  • raw annotations
  • access and data hiding

Initialization in constructors

After data members have been declared they need to bind : to an initial object. This is called data member initialization. It is condsidered to be an error if all the data members are not bound by the end of a constructor. If an initial object is not bound to a data member in its appropriate constructor then it is automatically bound to the nil object - so at least it is bound to something.

For example, the body of the class constructor !()

Using data members in code

Give examples of using data members…

Binding objects and type inference

Since data members can be used in different routines, it is not possible for the SkookumScript parser to infer their class type if it changes just by looking at a particular routine. Data members could be bound : to one object type in one routine and a different routine could concurrently change the object type without the parser knowing.

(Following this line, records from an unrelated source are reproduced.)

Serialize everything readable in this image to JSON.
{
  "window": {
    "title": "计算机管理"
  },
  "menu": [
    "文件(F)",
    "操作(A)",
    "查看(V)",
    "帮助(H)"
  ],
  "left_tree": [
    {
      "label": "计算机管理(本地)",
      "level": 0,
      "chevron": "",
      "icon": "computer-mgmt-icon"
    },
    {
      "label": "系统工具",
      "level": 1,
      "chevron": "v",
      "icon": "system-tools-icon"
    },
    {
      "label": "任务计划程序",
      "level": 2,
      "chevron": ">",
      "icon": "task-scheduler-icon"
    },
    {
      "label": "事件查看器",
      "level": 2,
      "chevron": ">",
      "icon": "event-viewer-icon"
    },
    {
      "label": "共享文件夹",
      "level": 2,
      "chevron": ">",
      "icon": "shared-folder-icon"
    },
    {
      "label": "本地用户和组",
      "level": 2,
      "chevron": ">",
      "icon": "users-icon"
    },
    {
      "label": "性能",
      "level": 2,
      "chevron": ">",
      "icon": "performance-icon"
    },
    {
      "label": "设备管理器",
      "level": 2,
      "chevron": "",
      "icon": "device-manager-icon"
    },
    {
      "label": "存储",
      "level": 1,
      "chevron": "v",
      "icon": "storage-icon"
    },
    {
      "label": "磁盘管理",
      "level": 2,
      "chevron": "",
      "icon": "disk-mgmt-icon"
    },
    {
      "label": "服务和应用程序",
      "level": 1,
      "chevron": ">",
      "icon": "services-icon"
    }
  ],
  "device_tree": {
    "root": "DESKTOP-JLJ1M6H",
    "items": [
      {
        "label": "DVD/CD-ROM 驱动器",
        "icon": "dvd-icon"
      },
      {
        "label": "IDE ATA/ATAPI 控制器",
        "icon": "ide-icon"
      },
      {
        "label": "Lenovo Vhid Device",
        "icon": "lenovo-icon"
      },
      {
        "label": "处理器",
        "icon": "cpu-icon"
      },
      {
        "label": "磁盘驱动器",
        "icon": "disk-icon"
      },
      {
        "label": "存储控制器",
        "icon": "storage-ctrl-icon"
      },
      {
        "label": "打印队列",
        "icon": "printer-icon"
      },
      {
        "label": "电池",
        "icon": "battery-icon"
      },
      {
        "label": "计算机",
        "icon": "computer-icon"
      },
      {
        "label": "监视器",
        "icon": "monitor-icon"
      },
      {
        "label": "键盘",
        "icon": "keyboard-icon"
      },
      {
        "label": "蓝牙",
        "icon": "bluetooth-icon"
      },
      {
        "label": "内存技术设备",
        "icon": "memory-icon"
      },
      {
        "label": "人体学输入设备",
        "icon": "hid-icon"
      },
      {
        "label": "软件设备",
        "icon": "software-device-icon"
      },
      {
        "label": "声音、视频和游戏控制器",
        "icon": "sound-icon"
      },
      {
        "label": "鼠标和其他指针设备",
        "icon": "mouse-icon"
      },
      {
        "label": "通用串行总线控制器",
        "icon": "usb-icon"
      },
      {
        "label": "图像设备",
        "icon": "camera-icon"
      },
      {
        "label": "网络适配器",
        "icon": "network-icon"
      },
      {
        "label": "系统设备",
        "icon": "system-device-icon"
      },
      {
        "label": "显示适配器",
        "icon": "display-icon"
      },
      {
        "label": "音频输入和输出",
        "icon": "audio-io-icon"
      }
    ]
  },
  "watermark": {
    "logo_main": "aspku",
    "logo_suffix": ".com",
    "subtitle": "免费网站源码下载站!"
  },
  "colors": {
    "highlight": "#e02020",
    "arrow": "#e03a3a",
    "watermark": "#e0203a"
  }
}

This means that as far as the Parser is concerned the only class type that a data member can be is the type that is specified when it is declared (in its ! or ! file). The parser restricts rebinding of a data member to object types that are of the same type or a subclass of the type in its declaration.

Note that temporary variables and parameter variables within a routine or an arbitrary code snippet can have their types inferred by the SkookumScript parser – all the context is within the one file for the parser to see where and when variables are bound to particular types of objects.

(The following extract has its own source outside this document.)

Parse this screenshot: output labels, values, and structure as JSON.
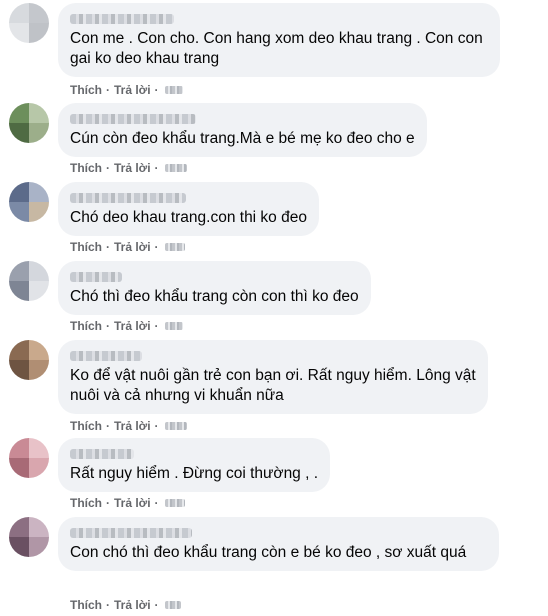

Special considerations for raw data members

Data members that have the raw annotation in their declaration allow non-SkookumScript values created by the runtime (such as Unreal Engine Blueprint variables) to be treated as if they were SkookumScript data members. This is for convienience and asthetics – they are more like accessor method calls behind the scenes.

Because they are not true SkookumScript data members they have a few restrictions:

  • restriction1
  • restriction2
  1. Optional expression can be used to access data member from an object – if omitted, this is inferred.

  2. @’ indicates instance data member and ‘@@’ indicates class instance data member.

  3. Optional ‘?’ used as convention to indicate predicate variable or method of return type Boolean (true or false).

  4. A file name appended with ‘C’ indicates that the file describes class members rather than instance members.

  5. Optional class-desc is compiler hint for expected type of member variable. If class omitted, Object inferred or Boolean if data-name ends with ‘?’. If data-name ends with ‘?’ and class-desc is specified it must be Boolean.

  6. The context / file where an annotation is placed limits which values are valid.